Creating and configuring digitalocean droplets with ipython notebooks.

John Paul Janecek bio photo By John Paul Janecek

I recently had an extremely large web scraping gig where I required 4 VPS at once. The client wanted to use digitalocean since you pay for the VPS by the hour, instead of by the month. To make the job more difficult, as the job was progressing the client would specify changes. To make these changes I would need to ssh into each VPS and make a change. Also on digitalocean you pay for the VPS whether it is poweredup or off, but you do not pay for the storage of snapshots. Since the client wanted to scrape for only a few hours a day, it was in my best interest to be able to bring the VPS up, run my scrapers and then when finished power it off, and take a snapshot as quickly as possible. Time is money.

Once each VPS was up and running, controling each VPS was a breeze with rpyc, it was how to run shell commands on each VPS to set things up. In the rpyc documentation it mentions another module called plumbum which uses a python syntax to do shell commands. More importantly it will ssh into another machine and run them there. You can do ssh commands as shown here plumbum remote machines

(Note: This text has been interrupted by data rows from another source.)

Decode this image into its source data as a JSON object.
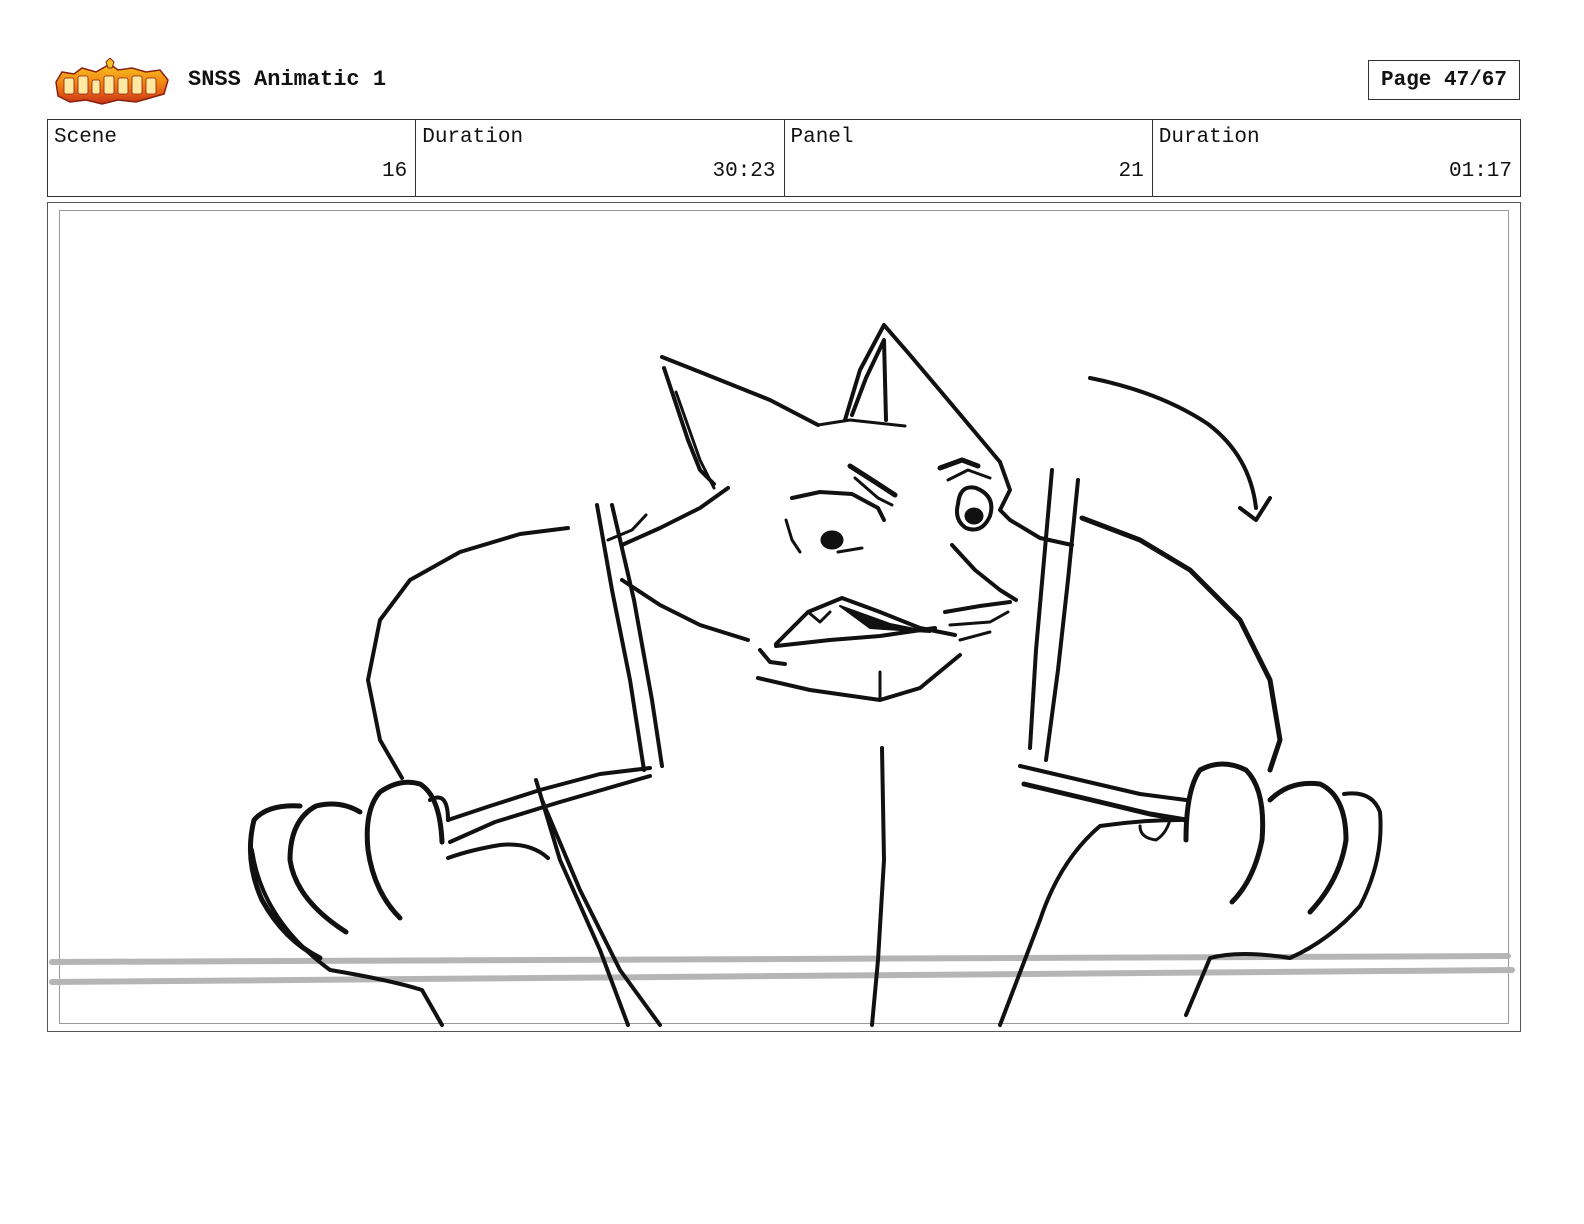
{
  "header": {
    "logo_icon": "show-logo-icon",
    "title": "SNSS Animatic 1",
    "page_label": "Page 47/67"
  },
  "info": {
    "scene_label": "Scene",
    "scene_value": "16",
    "scene_duration_label": "Duration",
    "scene_duration_value": "30:23",
    "panel_label": "Panel",
    "panel_value": "21",
    "panel_duration_label": "Duration",
    "panel_duration_value": "01:17"
  },
  "panel": {
    "sketch_icon": "storyboard-sketch-image",
    "colors": {
      "ink": "#111111",
      "ground_line": "#b5b5b5"
    }
  },
  "logo_colors": {
    "orange": "#f07a12",
    "red": "#c8321a",
    "yellow": "#f7c521"
  }
}
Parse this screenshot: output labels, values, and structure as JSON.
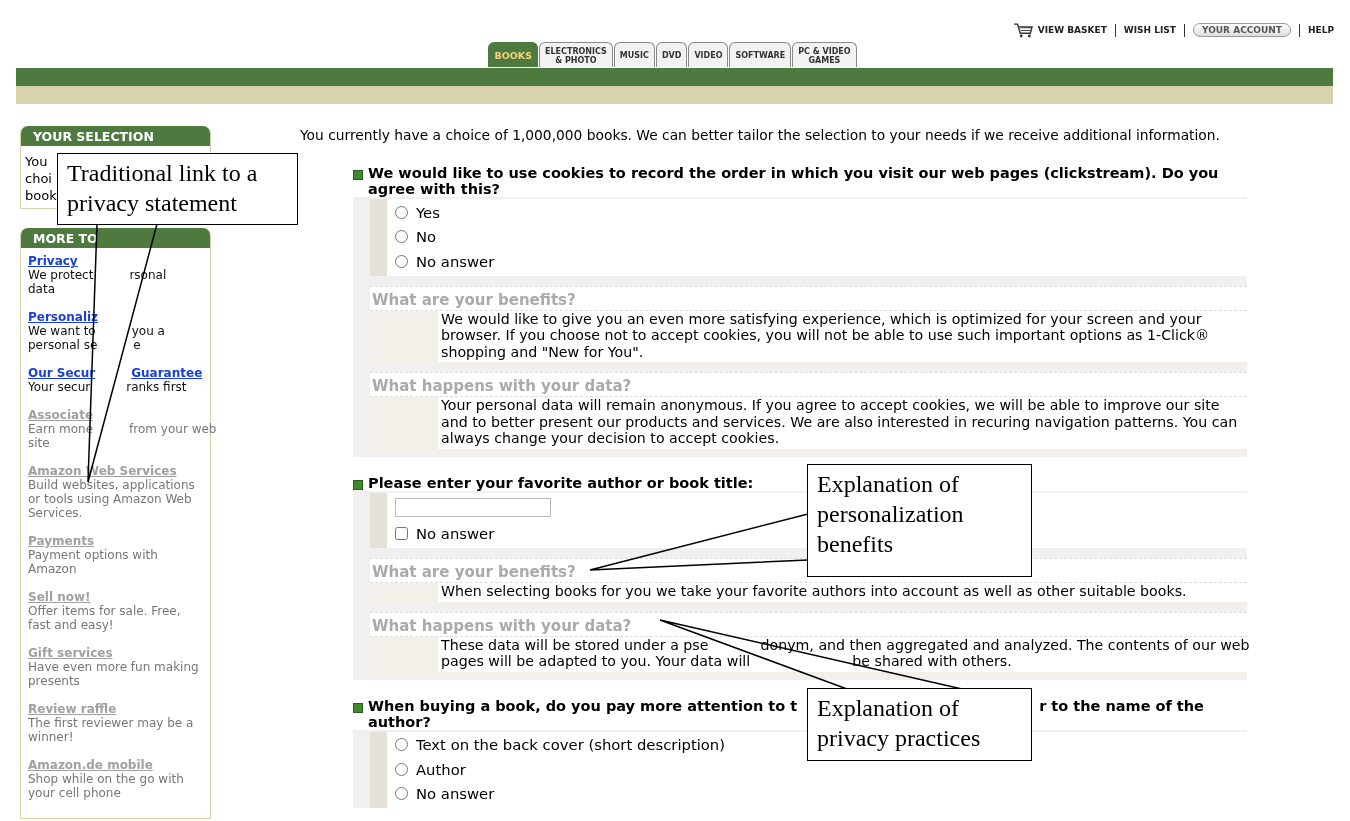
{
  "top_links": [
    {
      "kind": "basket",
      "label": "VIEW BASKET"
    },
    {
      "kind": "link",
      "label": "WISH LIST"
    },
    {
      "kind": "pill",
      "label": "YOUR ACCOUNT"
    },
    {
      "kind": "link",
      "label": "HELP"
    }
  ],
  "tabs": [
    {
      "lines": [
        "BOOKS"
      ],
      "selected": true
    },
    {
      "lines": [
        "ELECTRONICS",
        "& PHOTO"
      ],
      "selected": false
    },
    {
      "lines": [
        "MUSIC"
      ],
      "selected": false
    },
    {
      "lines": [
        "DVD"
      ],
      "selected": false
    },
    {
      "lines": [
        "VIDEO"
      ],
      "selected": false
    },
    {
      "lines": [
        "SOFTWARE"
      ],
      "selected": false
    },
    {
      "lines": [
        "PC & VIDEO",
        "GAMES"
      ],
      "selected": false
    }
  ],
  "sidebar": {
    "selection": {
      "title": "YOUR SELECTION",
      "lines": [
        "You",
        "choi",
        "book"
      ]
    },
    "more": {
      "title": "MORE TO",
      "items": [
        {
          "title": [
            "Privacy"
          ],
          "disabled": false,
          "desc": [
            [
              "We protect",
              "rsonal"
            ],
            [
              "data"
            ]
          ]
        },
        {
          "title": [
            "Personaliz"
          ],
          "disabled": false,
          "desc": [
            [
              "We want to",
              "you a"
            ],
            [
              "personal se",
              "e"
            ]
          ]
        },
        {
          "title": [
            "Our Secur",
            "Guarantee"
          ],
          "disabled": false,
          "desc": [
            [
              "Your secur",
              "ranks first"
            ]
          ]
        },
        {
          "title": [
            "Associate"
          ],
          "disabled": true,
          "desc": [
            [
              "Earn mone",
              "from your web"
            ],
            [
              "site"
            ]
          ]
        },
        {
          "title": [
            "Amazon Web Services"
          ],
          "disabled": true,
          "desc": [
            [
              "Build websites, applications"
            ],
            [
              "or tools using Amazon Web"
            ],
            [
              "Services."
            ]
          ]
        },
        {
          "title": [
            "Payments"
          ],
          "disabled": true,
          "desc": [
            [
              "Payment options with"
            ],
            [
              "Amazon"
            ]
          ]
        },
        {
          "title": [
            "Sell now!"
          ],
          "disabled": true,
          "desc": [
            [
              "Offer items for sale. Free,"
            ],
            [
              "fast and easy!"
            ]
          ]
        },
        {
          "title": [
            "Gift services"
          ],
          "disabled": true,
          "desc": [
            [
              "Have even more fun making"
            ],
            [
              "presents"
            ]
          ]
        },
        {
          "title": [
            "Review raffle"
          ],
          "disabled": true,
          "desc": [
            [
              "The first reviewer may be a"
            ],
            [
              "winner!"
            ]
          ]
        },
        {
          "title": [
            "Amazon.de mobile"
          ],
          "disabled": true,
          "desc": [
            [
              "Shop while on the go with"
            ],
            [
              "your cell phone"
            ]
          ]
        }
      ]
    }
  },
  "intro": "You currently have a choice of 1,000,000 books. We can better tailor the selection to your needs if we receive additional information.",
  "questions": [
    {
      "title": [
        [
          "We would like to use cookies to record the order in which you visit our web pages (clickstream). Do you agree with this?"
        ]
      ],
      "answers": [
        {
          "kind": "radio",
          "label": "Yes",
          "checked": false
        },
        {
          "kind": "radio",
          "label": "No",
          "checked": false
        },
        {
          "kind": "radio",
          "label": "No answer",
          "checked": false
        }
      ],
      "explanations": [
        {
          "heading": "What are your benefits?",
          "text": "We would like to give you an even more satisfying experience, which is optimized for your screen and your browser. If you choose not to accept cookies, you will not be able to use such important options as 1-Click® shopping and \"New for You\"."
        },
        {
          "heading": "What happens with your data?",
          "text": "Your personal data will remain anonymous. If you agree to accept cookies, we will be able to improve our site and to better present our products and services. We are also interested in recuring navigation patterns. You can always change your decision to accept cookies."
        }
      ]
    },
    {
      "title": [
        [
          "Please enter your favorite author or book title:"
        ]
      ],
      "answers": [
        {
          "kind": "text"
        },
        {
          "kind": "checkbox",
          "label": "No answer",
          "checked": false
        }
      ],
      "explanations": [
        {
          "heading": "What are your benefits?",
          "text": "When selecting books for you we take your favorite authors into account as well as other suitable books."
        },
        {
          "heading": "What happens with your data?",
          "lines": [
            [
              "These data will be stored under a pse",
              "donym, and then aggregated and analyzed. The contents of our web"
            ],
            [
              "pages will be adapted to you. Your data will",
              "be shared with others."
            ]
          ]
        }
      ]
    },
    {
      "title": [
        [
          "When buying a book, do you pay more attention to t",
          "r to the name of the"
        ],
        [
          "author?"
        ]
      ],
      "answers": [
        {
          "kind": "radio",
          "label": "Text on the back cover (short description)",
          "checked": false
        },
        {
          "kind": "radio",
          "label": "Author",
          "checked": false
        },
        {
          "kind": "radio",
          "label": "No answer",
          "checked": false
        }
      ]
    }
  ],
  "callouts": [
    {
      "text": "Traditional link to a privacy statement"
    },
    {
      "text": "Explanation of personalization benefits"
    },
    {
      "text": "Explanation of privacy practices"
    }
  ]
}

from plumbum import SshMachine
rem = SshMachine("hostname", user = "john", keyfile = "/path/to/idrsa")

Creating the actual droplet is simple since digitalocean has python binding to their api digitalocean-api.But unfortunately when I attempted to ssh into one of my freshly created droplets it would not connect. The problem is I needed to add the knownhosts file. While I was researching this I found this webpage Managing Multiple SSH Keys. So I decided to make a python script which would generate the required files as described on the webpage. While I was using the script in ipython notebook, kept on getting confused which VPS I was logging into, what images where on the server etc. I happened to have some code kicking around which will dump a python dictionary into an HTML table and displays it in the ipython notebook. So I decided to use that to dump which droplets are active, what images are available etc. To convert the python object into a dictionary I just fed my function the dict property.

Basically I have 3 files:

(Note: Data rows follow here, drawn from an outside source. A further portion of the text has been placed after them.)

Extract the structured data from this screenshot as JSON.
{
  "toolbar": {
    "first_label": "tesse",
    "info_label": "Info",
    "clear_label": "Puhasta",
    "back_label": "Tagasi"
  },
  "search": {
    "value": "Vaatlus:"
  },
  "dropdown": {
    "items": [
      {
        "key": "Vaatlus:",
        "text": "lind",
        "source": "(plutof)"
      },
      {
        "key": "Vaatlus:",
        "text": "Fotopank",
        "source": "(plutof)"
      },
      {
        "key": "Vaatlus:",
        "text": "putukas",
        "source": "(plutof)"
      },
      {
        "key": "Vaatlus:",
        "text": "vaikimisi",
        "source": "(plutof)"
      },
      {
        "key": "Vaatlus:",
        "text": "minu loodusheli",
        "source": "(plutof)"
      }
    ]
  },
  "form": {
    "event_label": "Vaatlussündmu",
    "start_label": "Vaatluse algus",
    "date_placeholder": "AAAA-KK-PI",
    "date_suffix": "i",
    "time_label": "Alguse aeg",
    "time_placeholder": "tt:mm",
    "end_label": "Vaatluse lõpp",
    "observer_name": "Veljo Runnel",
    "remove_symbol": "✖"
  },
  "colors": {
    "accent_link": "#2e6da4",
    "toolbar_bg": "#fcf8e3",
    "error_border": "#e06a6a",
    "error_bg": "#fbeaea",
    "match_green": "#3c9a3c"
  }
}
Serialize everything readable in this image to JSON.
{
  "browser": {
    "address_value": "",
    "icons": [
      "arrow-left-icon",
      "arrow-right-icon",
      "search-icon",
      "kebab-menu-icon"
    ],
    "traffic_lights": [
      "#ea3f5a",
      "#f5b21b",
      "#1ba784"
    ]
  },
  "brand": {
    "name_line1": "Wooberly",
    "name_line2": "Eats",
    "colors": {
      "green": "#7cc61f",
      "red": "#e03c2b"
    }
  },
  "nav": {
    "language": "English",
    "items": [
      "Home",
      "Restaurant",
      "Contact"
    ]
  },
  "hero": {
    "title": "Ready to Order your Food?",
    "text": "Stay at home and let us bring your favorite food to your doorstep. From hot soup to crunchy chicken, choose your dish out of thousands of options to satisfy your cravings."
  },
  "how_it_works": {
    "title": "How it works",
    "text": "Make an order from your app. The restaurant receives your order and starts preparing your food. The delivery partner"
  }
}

  • - contains functions to display python dictionaries as tables. I just happened to have this kicking around. The file is on my gist here.
  • - a file which needs to contain three variables.digitalOceanToken,IdRsaPub and idRsa. Set these as appropriate for your digitalocean account.
  • - contains common functions, I need to refactor more. If I have to work on other IAAS frameworks besides digitalocean, I will refactor more.
  • - the file that I does everything I talked about.
  • and ofcourse last but not least an ipython notebook which gives an example of it in operation.Ipython demo notebook

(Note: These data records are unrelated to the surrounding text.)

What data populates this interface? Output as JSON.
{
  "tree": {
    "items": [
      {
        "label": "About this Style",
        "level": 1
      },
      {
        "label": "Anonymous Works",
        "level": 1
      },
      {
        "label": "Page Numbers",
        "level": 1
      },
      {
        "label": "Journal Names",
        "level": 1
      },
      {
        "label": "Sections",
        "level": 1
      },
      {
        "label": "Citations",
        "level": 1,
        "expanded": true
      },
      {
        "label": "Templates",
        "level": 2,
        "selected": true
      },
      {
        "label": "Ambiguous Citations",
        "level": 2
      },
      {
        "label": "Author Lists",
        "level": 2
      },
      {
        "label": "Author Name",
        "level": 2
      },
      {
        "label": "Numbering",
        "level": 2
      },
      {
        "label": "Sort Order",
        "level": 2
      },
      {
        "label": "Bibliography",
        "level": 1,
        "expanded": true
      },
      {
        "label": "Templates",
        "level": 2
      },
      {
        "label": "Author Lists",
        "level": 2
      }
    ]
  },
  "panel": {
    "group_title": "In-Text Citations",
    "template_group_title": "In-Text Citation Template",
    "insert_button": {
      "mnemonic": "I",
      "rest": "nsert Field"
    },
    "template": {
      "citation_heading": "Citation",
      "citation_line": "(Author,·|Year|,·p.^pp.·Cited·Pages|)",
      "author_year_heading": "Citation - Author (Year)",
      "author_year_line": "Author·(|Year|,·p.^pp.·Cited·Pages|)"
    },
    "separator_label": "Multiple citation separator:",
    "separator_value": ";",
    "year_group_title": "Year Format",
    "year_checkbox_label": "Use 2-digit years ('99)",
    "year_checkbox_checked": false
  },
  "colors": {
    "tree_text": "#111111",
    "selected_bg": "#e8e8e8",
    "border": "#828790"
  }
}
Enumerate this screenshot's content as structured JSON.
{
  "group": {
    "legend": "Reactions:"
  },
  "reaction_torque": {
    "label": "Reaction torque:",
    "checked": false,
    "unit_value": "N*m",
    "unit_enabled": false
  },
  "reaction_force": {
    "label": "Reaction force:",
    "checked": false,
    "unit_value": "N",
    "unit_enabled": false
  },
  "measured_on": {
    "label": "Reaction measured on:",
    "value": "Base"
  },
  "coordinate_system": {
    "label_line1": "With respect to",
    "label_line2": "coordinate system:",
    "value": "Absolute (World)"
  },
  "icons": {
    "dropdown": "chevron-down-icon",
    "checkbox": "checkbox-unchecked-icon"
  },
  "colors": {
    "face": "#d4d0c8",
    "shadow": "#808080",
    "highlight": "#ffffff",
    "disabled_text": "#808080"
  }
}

This is just a short quick post on how to make tools which save you time. Before running the code, make sure you backup your .ssh directory. Also it is good to keep old code lying around, the was from another project.

Digitalocean also is great for testing new ideas. digitalocean. So I wanted to start using mongodb, since it seemed to be similar to zodb, but I didn’t want the hassle of installing it on my system. So I just created a mongodb on digitalocean and within minutes I was able to test and try out mongodb.